# [Data for this task]
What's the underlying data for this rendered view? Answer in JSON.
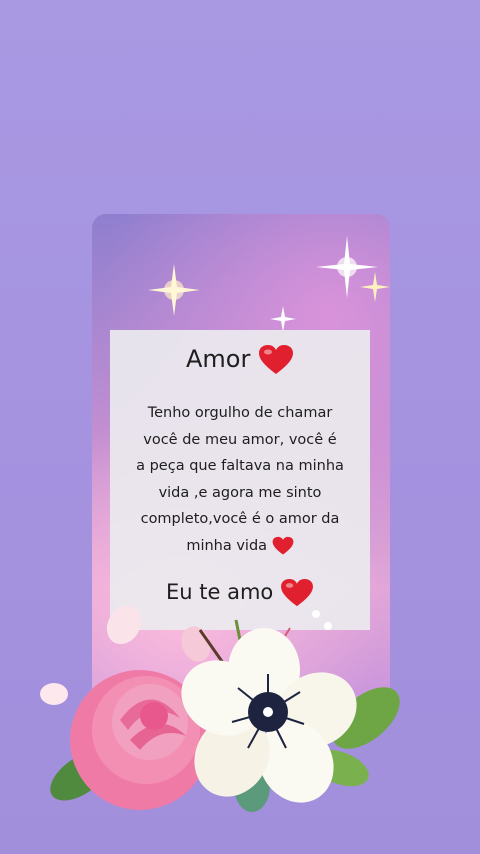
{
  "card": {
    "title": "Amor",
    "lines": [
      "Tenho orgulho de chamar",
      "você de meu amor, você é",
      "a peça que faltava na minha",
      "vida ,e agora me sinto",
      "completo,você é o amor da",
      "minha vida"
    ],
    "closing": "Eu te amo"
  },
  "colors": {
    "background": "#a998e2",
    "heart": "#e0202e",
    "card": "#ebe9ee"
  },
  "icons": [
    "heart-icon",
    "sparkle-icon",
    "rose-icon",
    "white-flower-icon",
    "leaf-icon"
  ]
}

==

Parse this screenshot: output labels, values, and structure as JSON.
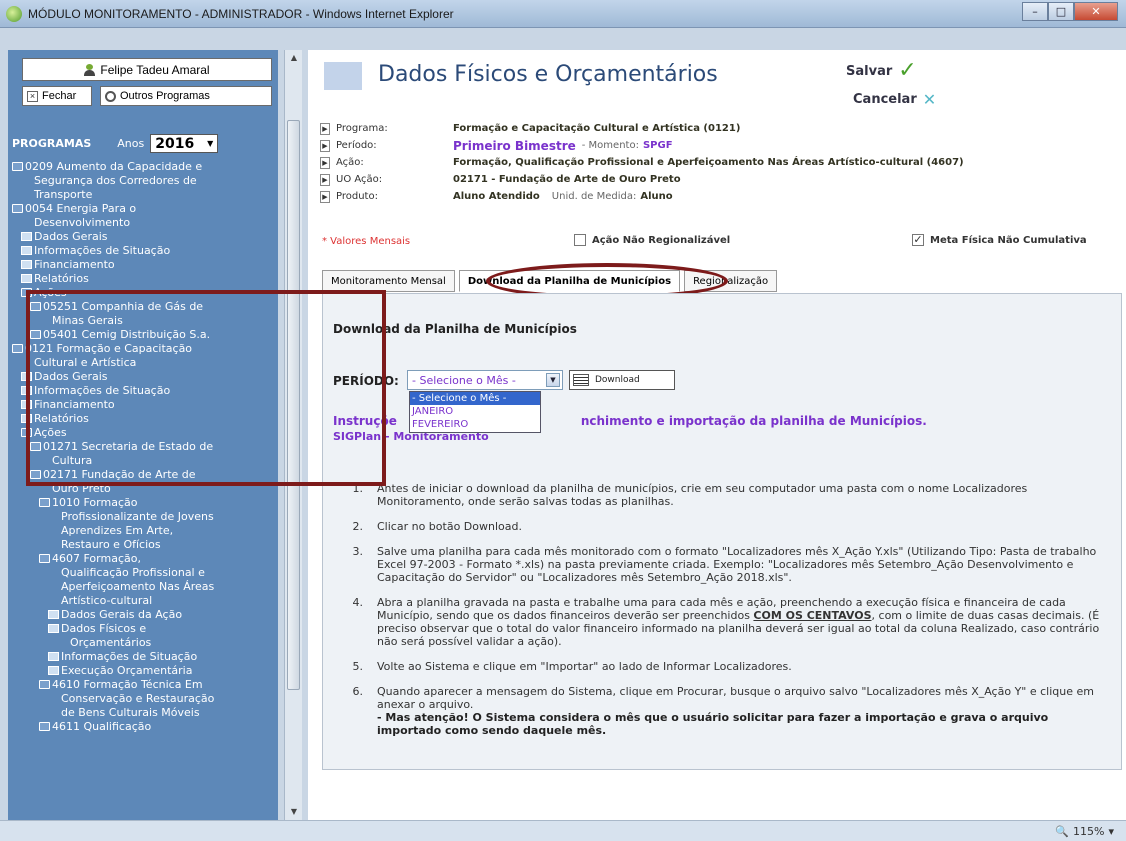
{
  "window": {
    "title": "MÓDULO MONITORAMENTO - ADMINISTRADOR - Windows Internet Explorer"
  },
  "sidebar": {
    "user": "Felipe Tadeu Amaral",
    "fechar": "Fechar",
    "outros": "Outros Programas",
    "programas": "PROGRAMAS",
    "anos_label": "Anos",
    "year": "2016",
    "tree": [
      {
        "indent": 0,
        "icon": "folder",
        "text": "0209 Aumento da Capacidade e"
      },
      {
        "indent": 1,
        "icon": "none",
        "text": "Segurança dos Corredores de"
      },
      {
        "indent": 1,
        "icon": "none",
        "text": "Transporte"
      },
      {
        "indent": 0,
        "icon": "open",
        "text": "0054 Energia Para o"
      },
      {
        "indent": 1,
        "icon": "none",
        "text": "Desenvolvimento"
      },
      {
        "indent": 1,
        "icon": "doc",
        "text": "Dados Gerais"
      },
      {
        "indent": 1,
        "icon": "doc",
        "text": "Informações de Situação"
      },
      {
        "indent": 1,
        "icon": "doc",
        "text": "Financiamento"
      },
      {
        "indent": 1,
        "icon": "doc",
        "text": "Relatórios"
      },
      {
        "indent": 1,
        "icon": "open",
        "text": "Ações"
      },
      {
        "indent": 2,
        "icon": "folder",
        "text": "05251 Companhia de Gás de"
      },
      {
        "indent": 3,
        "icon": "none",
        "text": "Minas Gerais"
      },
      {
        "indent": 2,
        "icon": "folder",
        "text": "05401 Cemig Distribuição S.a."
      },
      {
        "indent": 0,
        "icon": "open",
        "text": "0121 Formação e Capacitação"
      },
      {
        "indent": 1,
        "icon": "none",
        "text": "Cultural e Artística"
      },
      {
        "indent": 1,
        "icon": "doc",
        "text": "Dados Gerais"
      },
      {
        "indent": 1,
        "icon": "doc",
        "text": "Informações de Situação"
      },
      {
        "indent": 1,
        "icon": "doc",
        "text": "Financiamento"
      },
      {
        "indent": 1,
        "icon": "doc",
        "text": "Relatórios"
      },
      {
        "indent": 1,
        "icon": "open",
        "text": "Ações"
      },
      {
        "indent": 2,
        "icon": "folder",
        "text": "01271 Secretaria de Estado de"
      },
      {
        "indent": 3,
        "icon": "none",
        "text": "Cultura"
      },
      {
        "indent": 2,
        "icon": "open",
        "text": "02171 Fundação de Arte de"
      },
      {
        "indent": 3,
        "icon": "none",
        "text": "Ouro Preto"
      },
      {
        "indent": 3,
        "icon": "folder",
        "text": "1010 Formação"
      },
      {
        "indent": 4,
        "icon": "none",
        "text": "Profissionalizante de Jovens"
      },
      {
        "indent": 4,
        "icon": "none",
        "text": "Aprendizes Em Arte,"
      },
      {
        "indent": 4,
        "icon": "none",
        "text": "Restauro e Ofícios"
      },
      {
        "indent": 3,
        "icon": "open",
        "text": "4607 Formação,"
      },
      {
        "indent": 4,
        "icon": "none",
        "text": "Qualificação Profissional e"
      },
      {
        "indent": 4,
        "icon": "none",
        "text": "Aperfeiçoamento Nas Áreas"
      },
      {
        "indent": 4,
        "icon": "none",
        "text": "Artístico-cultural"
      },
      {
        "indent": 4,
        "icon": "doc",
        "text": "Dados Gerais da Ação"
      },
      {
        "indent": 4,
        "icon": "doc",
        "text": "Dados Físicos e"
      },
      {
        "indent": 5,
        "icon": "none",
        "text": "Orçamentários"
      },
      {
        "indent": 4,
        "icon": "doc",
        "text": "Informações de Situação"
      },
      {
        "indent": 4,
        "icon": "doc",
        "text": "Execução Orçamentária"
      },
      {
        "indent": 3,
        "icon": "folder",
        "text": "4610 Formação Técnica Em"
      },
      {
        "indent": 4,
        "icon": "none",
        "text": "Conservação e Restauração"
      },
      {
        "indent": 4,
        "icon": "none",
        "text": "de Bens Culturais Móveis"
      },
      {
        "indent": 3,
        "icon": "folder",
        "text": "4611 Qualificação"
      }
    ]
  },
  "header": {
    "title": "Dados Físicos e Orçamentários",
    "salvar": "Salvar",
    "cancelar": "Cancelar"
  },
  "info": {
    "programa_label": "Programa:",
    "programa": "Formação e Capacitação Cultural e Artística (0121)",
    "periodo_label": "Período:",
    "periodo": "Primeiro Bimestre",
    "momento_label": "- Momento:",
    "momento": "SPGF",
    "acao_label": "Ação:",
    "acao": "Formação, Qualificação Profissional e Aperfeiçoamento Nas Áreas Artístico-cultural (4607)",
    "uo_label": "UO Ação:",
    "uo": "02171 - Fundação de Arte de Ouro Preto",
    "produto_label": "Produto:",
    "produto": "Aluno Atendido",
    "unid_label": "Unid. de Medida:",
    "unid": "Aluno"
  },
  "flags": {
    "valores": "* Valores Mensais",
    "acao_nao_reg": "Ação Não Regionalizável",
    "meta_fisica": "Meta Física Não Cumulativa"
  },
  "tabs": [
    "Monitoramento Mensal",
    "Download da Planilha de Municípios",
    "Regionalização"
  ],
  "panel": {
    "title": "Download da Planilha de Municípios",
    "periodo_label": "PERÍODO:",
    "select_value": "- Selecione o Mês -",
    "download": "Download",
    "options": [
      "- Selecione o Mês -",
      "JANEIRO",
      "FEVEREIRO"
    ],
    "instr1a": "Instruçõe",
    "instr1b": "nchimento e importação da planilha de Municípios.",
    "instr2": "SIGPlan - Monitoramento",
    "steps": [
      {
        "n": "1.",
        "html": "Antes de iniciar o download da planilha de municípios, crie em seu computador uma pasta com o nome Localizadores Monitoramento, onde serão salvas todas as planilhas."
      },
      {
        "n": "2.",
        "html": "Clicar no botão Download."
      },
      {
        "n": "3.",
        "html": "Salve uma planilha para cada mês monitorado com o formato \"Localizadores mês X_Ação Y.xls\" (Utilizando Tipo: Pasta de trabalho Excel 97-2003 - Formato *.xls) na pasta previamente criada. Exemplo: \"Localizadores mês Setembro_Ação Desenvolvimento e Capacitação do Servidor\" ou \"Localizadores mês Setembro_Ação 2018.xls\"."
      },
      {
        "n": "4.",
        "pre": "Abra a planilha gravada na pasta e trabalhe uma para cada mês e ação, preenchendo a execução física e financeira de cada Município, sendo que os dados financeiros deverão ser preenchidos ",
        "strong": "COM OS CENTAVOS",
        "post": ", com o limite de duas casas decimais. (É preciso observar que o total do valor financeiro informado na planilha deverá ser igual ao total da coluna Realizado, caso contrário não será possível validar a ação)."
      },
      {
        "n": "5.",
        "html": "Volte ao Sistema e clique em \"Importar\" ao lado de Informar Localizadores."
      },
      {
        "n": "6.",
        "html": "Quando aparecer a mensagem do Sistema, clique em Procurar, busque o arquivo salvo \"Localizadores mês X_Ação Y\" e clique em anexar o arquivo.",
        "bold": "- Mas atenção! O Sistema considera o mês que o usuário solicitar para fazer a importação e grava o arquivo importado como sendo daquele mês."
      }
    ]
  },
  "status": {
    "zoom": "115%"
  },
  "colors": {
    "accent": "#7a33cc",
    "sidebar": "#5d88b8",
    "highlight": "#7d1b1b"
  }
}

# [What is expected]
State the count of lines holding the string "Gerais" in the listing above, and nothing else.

# [Response area]
4